Rep. Scott Tipton presses forward with water rights bill
Ryan Summerlin November 18, 2013
WASHINGTON — Third District Congressman Scott Tipton says his bill aimed at protecting privately held water rights is still needed, despite a statement from the U.S. Forest Service this week that it would end its practice of asking for water rights from ski areas in exchange for forest use permits.
The House Natural Resources Committee on Thursday approved the Colorado legislator’s Water Rights Protection Act (H.R. 3189) and forwarded the bill for a vote in the full House of Representatives.
On Wednesday, Forest Service Chief Tom Tidwell issued a statement saying his agency had agreed to a policy change, brokered with the help of U.S. Sen. Mark Udall of Colorado, that would protect water resources without asking ski areas to turn over water rights to the federal government.
Tipton, R-Cortez, responded Thursday after the House committee vote that, while “encouraged” by Tidwell’s statement, it only affects one group of water users.
The water rights bill, which has bipartisan support, is meant to protect the rights of other users as well, including agricultural operations and energy development, according to Tipton and several supporters of the bill from western Colorado.
“While I am encouraged that the Forest Service acknowledged their flawed and unnecessary policy, and has indicated that their future water rights clause may no longer require the transfer of privately owned water rights, this clause has yet to be seen,” Tipton said in a Thursday press release.
“They have aggressively pursued such takings for over two years, and their comments indicate that we will likely only see a temporary fix for one group of water users in one region,” he said.
Tipton said other federal agencies have also used the practice of requiring the transfer of private water rights in exchange for permitting, amounting to a “taking,” he said.
His bill would prohibit future Forest Service officials and other agencies from changing policy as leadership changes, Tipton said.
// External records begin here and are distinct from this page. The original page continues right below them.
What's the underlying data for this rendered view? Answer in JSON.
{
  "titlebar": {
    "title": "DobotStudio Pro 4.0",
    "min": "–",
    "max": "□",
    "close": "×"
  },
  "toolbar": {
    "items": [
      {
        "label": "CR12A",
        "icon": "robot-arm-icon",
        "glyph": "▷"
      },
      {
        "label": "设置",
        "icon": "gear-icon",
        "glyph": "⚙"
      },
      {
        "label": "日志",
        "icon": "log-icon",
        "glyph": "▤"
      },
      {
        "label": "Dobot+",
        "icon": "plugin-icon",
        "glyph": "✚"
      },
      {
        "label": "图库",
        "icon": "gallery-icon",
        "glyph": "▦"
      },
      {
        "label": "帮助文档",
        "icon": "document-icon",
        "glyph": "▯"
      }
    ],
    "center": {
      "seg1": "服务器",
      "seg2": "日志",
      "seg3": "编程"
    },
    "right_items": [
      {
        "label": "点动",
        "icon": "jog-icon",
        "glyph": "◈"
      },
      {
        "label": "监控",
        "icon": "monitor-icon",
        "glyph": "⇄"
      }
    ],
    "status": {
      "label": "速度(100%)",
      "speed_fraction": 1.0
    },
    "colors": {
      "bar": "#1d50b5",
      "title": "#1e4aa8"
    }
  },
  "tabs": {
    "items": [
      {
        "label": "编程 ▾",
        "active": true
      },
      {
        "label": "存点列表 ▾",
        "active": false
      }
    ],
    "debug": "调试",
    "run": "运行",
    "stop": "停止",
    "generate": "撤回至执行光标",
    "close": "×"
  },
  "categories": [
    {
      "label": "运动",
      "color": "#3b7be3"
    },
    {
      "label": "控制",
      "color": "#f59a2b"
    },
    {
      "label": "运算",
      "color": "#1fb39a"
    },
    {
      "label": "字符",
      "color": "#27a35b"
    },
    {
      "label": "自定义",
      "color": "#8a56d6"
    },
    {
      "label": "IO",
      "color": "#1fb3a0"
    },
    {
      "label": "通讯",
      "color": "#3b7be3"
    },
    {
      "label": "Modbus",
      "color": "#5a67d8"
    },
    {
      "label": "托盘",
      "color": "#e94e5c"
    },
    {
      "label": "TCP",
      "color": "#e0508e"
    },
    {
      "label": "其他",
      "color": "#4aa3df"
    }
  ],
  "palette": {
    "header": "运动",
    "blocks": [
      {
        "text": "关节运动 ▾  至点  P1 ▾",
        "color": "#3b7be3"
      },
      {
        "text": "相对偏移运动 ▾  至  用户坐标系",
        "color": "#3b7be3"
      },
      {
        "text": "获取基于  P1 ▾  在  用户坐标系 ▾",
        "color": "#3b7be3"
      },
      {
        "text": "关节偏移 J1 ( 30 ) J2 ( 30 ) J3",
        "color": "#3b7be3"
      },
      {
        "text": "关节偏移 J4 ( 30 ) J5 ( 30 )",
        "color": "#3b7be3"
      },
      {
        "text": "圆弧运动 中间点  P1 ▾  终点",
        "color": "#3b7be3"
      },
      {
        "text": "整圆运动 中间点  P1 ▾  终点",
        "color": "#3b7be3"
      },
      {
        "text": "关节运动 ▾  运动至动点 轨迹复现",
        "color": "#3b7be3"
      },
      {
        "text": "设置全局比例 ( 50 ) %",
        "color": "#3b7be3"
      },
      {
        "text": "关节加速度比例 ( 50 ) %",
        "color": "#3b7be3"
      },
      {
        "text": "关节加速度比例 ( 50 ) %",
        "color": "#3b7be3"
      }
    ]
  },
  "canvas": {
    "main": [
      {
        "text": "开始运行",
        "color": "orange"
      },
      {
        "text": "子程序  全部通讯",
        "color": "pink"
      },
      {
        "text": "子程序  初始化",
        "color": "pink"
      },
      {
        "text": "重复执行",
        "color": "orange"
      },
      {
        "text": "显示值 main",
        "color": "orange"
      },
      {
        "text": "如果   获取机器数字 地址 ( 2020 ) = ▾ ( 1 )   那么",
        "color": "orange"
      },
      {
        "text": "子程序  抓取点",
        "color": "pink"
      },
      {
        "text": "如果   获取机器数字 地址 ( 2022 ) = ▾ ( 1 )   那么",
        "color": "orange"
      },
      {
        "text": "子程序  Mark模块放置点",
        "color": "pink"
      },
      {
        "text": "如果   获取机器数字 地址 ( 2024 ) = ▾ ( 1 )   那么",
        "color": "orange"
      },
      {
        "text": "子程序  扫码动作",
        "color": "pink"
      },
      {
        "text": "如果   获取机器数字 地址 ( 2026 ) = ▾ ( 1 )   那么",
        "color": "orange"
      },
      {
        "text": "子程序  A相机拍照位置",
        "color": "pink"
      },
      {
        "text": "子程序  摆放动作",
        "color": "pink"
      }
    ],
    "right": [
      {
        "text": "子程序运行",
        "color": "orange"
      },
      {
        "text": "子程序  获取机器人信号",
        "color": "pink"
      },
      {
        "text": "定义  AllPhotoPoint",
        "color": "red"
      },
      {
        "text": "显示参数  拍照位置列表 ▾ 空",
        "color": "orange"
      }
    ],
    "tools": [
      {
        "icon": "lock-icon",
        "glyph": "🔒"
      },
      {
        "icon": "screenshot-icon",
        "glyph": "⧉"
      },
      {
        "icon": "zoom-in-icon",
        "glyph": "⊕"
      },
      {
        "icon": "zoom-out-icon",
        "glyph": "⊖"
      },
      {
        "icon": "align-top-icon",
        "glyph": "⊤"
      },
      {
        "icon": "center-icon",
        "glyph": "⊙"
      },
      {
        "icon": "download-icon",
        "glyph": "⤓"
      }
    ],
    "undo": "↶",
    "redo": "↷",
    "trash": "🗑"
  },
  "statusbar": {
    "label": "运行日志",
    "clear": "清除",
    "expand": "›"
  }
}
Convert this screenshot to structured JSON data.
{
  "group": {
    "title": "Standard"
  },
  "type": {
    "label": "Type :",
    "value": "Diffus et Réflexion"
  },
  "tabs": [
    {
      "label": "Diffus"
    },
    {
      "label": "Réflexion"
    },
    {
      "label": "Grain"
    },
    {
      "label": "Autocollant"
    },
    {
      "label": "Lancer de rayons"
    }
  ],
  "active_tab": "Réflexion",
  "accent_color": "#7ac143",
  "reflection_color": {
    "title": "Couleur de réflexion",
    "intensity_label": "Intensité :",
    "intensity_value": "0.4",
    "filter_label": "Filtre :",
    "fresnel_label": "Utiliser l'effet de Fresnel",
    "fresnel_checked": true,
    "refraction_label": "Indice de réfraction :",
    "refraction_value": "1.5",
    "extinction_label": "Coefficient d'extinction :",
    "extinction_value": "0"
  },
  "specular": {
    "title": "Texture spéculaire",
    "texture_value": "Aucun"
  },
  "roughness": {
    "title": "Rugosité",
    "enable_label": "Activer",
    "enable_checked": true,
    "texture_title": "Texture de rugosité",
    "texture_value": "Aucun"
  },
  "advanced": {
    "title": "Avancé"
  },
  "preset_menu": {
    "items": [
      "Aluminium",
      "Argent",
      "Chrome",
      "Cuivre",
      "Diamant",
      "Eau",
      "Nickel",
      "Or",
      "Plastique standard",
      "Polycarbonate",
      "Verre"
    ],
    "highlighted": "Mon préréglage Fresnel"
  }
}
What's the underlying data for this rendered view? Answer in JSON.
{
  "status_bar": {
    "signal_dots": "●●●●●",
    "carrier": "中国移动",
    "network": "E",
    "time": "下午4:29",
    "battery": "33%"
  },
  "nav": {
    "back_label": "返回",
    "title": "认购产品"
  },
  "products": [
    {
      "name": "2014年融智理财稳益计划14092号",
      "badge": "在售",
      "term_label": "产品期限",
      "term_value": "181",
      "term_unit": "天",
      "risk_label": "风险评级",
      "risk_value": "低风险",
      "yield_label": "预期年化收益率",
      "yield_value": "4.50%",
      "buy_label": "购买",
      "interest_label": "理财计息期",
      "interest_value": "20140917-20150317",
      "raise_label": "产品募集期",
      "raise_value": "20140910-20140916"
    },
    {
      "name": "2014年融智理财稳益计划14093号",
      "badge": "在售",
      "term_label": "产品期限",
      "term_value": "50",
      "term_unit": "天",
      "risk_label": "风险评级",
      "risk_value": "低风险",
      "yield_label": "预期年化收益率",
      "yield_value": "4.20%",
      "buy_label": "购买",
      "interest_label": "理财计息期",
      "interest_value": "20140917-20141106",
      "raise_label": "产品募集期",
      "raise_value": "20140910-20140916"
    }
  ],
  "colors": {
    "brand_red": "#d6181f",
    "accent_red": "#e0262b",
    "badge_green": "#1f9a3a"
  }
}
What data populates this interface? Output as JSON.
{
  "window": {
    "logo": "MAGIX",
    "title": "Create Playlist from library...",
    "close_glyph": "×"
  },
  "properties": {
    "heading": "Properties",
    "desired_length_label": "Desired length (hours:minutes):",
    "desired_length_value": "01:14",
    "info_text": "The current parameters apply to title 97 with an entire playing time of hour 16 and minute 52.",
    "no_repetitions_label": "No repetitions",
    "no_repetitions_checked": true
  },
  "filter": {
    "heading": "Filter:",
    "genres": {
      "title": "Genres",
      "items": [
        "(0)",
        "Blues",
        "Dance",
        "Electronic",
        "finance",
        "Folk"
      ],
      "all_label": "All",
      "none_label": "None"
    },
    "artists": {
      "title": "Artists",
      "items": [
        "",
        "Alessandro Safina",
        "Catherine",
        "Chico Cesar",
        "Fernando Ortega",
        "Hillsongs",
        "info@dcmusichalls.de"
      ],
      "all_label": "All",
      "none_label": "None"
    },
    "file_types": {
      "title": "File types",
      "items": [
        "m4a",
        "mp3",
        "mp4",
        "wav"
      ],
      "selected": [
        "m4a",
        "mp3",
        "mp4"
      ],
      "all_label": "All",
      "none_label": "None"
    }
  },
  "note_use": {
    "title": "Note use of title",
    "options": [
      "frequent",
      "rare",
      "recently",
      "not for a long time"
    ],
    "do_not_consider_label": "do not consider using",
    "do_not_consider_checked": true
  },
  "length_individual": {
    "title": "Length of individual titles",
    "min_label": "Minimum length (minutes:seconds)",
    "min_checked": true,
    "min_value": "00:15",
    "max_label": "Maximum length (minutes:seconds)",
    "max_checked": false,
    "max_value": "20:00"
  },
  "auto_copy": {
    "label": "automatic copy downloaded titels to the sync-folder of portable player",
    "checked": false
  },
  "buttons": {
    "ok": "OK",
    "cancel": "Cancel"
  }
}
The bill has been supported by the National Ski Areas Association and Colorado Ski Country USA, as well as one major Colorado ski resort owner, the Aspen Skiing Co.